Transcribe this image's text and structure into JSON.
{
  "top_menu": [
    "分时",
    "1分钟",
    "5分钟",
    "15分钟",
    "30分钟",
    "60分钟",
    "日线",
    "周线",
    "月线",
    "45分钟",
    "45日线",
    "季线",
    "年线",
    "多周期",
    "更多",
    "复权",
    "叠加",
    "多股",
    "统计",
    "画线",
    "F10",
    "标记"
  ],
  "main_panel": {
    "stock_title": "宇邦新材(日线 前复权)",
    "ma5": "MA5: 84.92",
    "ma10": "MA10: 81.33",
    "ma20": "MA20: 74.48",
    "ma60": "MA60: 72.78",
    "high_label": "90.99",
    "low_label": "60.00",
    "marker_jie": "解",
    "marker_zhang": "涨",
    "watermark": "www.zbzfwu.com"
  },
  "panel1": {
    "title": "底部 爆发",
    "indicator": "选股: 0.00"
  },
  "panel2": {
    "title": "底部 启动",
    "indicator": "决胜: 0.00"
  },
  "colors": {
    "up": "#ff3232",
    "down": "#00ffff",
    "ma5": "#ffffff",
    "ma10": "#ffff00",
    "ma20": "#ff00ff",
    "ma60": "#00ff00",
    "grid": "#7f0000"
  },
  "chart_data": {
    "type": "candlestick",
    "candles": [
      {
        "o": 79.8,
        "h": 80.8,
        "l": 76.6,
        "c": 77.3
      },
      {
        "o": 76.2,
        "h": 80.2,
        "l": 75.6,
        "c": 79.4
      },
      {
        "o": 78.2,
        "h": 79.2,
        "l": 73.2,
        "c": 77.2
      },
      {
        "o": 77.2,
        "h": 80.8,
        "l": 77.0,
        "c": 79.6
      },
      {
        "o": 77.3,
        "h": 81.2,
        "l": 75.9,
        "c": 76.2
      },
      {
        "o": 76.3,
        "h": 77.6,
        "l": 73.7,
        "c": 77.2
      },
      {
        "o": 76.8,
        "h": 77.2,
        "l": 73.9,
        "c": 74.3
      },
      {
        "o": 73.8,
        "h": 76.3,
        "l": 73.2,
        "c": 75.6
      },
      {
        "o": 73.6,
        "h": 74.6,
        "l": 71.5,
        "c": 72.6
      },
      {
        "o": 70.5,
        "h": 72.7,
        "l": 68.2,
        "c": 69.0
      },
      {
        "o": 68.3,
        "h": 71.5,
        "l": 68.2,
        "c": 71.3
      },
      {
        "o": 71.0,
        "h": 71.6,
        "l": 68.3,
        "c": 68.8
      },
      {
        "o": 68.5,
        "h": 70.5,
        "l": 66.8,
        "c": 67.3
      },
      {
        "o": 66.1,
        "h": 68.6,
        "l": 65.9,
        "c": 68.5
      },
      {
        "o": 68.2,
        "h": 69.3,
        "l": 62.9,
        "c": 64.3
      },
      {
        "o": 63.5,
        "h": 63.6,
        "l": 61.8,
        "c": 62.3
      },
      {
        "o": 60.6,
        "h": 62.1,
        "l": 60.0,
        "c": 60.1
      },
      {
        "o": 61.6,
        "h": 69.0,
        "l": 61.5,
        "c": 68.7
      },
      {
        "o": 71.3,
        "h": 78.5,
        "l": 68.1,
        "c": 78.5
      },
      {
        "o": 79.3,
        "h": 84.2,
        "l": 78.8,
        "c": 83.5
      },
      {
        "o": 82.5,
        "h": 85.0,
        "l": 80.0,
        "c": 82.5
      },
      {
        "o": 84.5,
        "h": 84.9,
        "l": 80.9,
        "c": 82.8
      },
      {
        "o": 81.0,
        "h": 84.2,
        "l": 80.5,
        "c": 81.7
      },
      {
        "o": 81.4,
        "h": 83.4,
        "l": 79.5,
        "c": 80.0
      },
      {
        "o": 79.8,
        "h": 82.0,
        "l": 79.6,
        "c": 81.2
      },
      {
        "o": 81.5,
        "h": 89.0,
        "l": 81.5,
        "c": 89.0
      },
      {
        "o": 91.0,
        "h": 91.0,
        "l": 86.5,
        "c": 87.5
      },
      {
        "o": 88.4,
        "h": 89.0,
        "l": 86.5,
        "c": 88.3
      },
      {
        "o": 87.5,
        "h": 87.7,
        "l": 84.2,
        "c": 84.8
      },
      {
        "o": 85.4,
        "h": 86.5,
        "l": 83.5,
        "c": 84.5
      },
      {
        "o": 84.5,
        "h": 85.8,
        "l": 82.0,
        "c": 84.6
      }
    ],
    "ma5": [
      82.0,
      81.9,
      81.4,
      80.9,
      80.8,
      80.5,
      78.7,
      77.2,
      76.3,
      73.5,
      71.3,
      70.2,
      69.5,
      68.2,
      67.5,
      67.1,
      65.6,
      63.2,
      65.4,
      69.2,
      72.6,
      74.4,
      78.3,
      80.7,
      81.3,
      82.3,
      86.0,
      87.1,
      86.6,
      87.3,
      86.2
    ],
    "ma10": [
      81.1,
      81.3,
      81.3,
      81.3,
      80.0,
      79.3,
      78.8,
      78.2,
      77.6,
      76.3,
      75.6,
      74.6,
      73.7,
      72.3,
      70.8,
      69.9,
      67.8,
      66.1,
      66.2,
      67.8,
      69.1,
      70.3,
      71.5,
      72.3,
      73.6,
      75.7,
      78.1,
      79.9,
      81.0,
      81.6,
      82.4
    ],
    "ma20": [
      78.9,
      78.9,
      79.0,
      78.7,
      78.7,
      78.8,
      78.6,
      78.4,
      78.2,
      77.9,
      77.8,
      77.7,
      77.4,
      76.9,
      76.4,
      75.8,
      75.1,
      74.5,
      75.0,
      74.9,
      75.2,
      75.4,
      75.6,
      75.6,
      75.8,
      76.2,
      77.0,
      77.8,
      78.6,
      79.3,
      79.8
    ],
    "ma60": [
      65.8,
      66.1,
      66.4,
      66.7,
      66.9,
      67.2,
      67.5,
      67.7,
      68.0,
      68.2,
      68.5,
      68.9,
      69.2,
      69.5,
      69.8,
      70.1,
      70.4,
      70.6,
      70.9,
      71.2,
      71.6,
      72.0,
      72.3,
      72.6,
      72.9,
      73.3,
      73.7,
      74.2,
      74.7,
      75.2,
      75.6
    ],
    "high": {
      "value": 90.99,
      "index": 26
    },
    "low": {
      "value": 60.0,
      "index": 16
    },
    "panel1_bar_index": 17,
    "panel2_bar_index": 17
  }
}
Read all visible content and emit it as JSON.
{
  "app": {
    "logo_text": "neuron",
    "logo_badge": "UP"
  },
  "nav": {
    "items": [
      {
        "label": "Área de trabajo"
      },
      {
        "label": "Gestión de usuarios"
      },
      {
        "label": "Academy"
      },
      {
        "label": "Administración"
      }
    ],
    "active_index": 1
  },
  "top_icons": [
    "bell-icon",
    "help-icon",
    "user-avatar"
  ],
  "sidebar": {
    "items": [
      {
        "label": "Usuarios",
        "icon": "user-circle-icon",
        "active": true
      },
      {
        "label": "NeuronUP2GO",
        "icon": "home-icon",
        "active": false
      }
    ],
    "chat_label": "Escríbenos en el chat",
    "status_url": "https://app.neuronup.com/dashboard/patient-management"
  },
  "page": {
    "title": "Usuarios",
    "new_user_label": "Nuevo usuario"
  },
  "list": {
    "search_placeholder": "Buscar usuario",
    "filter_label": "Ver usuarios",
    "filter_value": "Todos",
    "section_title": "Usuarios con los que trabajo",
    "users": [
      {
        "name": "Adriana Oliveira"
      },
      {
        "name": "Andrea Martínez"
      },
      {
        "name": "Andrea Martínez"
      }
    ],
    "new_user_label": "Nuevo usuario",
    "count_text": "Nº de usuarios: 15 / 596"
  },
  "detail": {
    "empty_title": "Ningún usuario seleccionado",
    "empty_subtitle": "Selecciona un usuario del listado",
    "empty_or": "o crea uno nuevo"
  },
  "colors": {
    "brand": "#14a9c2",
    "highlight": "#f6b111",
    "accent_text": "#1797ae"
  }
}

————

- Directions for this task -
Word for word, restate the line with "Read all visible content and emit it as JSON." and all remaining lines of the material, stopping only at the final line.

- Solution -
Read all visible content and emit it as JSON.
{
  "app": {
    "logo_text": "neuron",
    "logo_badge": "UP"
  },
  "nav": {
    "items": [
      {
        "label": "Área de trabajo"
      },
      {
        "label": "Gestión de usuarios"
      },
      {
        "label": "Academy"
      },
      {
        "label": "Administración"
      }
    ],
    "active_index": 1
  },
  "top_icons": [
    "bell-icon",
    "help-icon",
    "user-avatar"
  ],
  "sidebar": {
    "items": [
      {
        "label": "Usuarios",
        "icon": "user-circle-icon",
        "active": true
      },
      {
        "label": "NeuronUP2GO",
        "icon": "home-icon",
        "active": false
      }
    ],
    "chat_label": "Escríbenos en el chat",
    "status_url": "https://app.neuronup.com/dashboard/patient-management"
  },
  "page": {
    "title": "Usuarios",
    "new_user_label": "Nuevo usuario"
  },
  "list": {
    "search_placeholder": "Buscar usuario",
    "filter_label": "Ver usuarios",
    "filter_value": "Todos",
    "section_title": "Usuarios con los que trabajo",
    "users": [
      {
        "name": "Adriana Oliveira"
      },
      {
        "name": "Andrea Martínez"
      },
      {
        "name": "Andrea Martínez"
      }
    ],
    "new_user_label": "Nuevo usuario",
    "count_text": "Nº de usuarios: 15 / 596"
  },
  "detail": {
    "empty_title": "Ningún usuario seleccionado",
    "empty_subtitle": "Selecciona un usuario del listado",
    "empty_or": "o crea uno nuevo"
  },
  "colors": {
    "brand": "#14a9c2",
    "highlight": "#f6b111",
    "accent_text": "#1797ae"
  }
}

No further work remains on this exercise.